• [Supplied data]:
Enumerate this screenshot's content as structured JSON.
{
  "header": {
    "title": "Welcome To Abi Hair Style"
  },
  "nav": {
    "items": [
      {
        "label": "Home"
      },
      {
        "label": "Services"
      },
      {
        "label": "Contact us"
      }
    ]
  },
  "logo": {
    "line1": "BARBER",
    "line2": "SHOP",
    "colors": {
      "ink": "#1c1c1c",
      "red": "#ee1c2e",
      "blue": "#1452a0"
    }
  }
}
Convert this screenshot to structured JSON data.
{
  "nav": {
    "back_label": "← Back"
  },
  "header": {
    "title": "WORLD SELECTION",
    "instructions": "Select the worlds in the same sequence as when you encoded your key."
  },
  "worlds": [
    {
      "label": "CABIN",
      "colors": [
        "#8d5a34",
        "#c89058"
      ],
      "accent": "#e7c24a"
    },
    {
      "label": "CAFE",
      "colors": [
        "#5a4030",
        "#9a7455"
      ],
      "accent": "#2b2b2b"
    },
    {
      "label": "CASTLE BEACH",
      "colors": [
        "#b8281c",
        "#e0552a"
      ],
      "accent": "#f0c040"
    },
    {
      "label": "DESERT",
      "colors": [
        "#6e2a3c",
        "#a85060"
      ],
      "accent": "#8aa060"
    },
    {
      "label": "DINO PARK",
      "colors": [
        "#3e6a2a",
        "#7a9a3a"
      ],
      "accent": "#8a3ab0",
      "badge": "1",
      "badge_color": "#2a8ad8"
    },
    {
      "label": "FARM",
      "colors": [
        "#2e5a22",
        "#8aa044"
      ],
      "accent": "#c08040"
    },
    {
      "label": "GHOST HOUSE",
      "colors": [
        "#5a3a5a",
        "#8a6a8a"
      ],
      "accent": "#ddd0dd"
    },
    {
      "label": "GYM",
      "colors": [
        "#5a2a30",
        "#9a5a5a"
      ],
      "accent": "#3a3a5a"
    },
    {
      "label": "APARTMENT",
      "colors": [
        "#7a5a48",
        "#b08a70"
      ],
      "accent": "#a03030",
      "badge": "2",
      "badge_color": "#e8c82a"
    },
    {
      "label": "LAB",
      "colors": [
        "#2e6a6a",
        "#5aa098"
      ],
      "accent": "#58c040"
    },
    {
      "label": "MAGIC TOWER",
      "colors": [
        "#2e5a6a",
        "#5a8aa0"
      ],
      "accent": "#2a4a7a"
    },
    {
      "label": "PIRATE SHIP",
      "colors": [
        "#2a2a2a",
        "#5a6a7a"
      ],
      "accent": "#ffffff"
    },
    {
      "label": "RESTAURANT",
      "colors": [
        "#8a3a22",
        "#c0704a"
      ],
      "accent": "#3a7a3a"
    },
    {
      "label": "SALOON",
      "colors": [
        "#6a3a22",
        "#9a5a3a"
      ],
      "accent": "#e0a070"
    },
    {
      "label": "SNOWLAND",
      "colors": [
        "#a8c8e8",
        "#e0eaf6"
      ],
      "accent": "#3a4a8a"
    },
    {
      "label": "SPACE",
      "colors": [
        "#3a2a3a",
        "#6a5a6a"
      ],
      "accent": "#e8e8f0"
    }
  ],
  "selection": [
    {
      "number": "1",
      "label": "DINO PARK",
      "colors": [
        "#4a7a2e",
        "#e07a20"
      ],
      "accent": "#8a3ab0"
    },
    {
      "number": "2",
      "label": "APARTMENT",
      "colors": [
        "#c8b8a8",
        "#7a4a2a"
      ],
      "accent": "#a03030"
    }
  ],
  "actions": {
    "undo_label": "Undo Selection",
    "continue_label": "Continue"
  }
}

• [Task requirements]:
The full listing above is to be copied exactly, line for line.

• [Solution]:
Enumerate this screenshot's content as structured JSON.
{
  "header": {
    "title": "Welcome To Abi Hair Style"
  },
  "nav": {
    "items": [
      {
        "label": "Home"
      },
      {
        "label": "Services"
      },
      {
        "label": "Contact us"
      }
    ]
  },
  "logo": {
    "line1": "BARBER",
    "line2": "SHOP",
    "colors": {
      "ink": "#1c1c1c",
      "red": "#ee1c2e",
      "blue": "#1452a0"
    }
  }
}
Convert this screenshot to structured JSON data.
{
  "nav": {
    "back_label": "← Back"
  },
  "header": {
    "title": "WORLD SELECTION",
    "instructions": "Select the worlds in the same sequence as when you encoded your key."
  },
  "worlds": [
    {
      "label": "CABIN",
      "colors": [
        "#8d5a34",
        "#c89058"
      ],
      "accent": "#e7c24a"
    },
    {
      "label": "CAFE",
      "colors": [
        "#5a4030",
        "#9a7455"
      ],
      "accent": "#2b2b2b"
    },
    {
      "label": "CASTLE BEACH",
      "colors": [
        "#b8281c",
        "#e0552a"
      ],
      "accent": "#f0c040"
    },
    {
      "label": "DESERT",
      "colors": [
        "#6e2a3c",
        "#a85060"
      ],
      "accent": "#8aa060"
    },
    {
      "label": "DINO PARK",
      "colors": [
        "#3e6a2a",
        "#7a9a3a"
      ],
      "accent": "#8a3ab0",
      "badge": "1",
      "badge_color": "#2a8ad8"
    },
    {
      "label": "FARM",
      "colors": [
        "#2e5a22",
        "#8aa044"
      ],
      "accent": "#c08040"
    },
    {
      "label": "GHOST HOUSE",
      "colors": [
        "#5a3a5a",
        "#8a6a8a"
      ],
      "accent": "#ddd0dd"
    },
    {
      "label": "GYM",
      "colors": [
        "#5a2a30",
        "#9a5a5a"
      ],
      "accent": "#3a3a5a"
    },
    {
      "label": "APARTMENT",
      "colors": [
        "#7a5a48",
        "#b08a70"
      ],
      "accent": "#a03030",
      "badge": "2",
      "badge_color": "#e8c82a"
    },
    {
      "label": "LAB",
      "colors": [
        "#2e6a6a",
        "#5aa098"
      ],
      "accent": "#58c040"
    },
    {
      "label": "MAGIC TOWER",
      "colors": [
        "#2e5a6a",
        "#5a8aa0"
      ],
      "accent": "#2a4a7a"
    },
    {
      "label": "PIRATE SHIP",
      "colors": [
        "#2a2a2a",
        "#5a6a7a"
      ],
      "accent": "#ffffff"
    },
    {
      "label": "RESTAURANT",
      "colors": [
        "#8a3a22",
        "#c0704a"
      ],
      "accent": "#3a7a3a"
    },
    {
      "label": "SALOON",
      "colors": [
        "#6a3a22",
        "#9a5a3a"
      ],
      "accent": "#e0a070"
    },
    {
      "label": "SNOWLAND",
      "colors": [
        "#a8c8e8",
        "#e0eaf6"
      ],
      "accent": "#3a4a8a"
    },
    {
      "label": "SPACE",
      "colors": [
        "#3a2a3a",
        "#6a5a6a"
      ],
      "accent": "#e8e8f0"
    }
  ],
  "selection": [
    {
      "number": "1",
      "label": "DINO PARK",
      "colors": [
        "#4a7a2e",
        "#e07a20"
      ],
      "accent": "#8a3ab0"
    },
    {
      "number": "2",
      "label": "APARTMENT",
      "colors": [
        "#c8b8a8",
        "#7a4a2a"
      ],
      "accent": "#a03030"
    }
  ],
  "actions": {
    "undo_label": "Undo Selection",
    "continue_label": "Continue"
  }
}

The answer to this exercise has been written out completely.